──────── EXERCISE INPUTS

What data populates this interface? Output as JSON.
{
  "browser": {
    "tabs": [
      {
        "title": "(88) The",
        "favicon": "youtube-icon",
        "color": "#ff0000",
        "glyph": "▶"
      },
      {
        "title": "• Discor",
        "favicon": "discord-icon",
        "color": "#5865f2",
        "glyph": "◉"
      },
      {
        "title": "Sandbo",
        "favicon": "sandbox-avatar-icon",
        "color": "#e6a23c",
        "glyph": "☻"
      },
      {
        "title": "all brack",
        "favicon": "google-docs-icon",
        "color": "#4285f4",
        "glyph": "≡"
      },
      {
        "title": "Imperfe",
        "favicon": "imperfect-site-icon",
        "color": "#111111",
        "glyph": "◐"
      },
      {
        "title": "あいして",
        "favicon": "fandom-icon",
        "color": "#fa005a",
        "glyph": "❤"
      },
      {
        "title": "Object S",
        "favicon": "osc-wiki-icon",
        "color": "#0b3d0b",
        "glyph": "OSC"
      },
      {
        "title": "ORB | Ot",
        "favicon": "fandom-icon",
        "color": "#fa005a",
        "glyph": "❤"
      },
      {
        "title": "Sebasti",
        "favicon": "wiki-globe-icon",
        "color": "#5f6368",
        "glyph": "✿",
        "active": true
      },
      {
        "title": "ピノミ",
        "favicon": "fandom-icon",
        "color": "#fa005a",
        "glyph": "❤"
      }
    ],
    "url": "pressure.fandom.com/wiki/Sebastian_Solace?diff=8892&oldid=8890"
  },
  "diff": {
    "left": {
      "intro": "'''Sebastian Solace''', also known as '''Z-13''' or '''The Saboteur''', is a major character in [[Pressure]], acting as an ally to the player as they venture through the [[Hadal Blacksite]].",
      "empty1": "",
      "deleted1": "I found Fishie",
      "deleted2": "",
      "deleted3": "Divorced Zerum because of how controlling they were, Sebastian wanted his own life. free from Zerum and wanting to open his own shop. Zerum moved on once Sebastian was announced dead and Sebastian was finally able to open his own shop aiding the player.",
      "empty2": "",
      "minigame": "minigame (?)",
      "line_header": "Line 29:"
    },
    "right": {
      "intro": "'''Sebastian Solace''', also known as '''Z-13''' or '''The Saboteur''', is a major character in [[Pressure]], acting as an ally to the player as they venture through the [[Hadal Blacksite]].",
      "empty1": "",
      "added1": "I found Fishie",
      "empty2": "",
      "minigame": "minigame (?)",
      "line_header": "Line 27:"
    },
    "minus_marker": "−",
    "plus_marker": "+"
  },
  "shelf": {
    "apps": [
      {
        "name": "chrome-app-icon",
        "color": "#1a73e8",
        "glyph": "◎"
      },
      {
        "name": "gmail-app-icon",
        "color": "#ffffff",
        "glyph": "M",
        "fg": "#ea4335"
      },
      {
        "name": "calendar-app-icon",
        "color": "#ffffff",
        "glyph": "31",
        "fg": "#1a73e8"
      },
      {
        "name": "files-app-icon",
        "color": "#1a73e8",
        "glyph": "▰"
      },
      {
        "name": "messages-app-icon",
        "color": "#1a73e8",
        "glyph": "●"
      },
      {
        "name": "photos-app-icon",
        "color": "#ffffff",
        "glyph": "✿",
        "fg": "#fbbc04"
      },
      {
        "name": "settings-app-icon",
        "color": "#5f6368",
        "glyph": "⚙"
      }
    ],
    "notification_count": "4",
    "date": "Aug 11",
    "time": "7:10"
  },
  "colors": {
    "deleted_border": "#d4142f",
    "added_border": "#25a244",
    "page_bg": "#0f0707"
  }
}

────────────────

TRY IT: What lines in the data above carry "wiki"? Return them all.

RESPONSE TO THIS TASK:
        "favicon": "osc-wiki-icon",
        "favicon": "wiki-globe-icon",
    "url": "pressure.fandom.com/wiki/Sebastian_Solace?diff=8892&oldid=8890"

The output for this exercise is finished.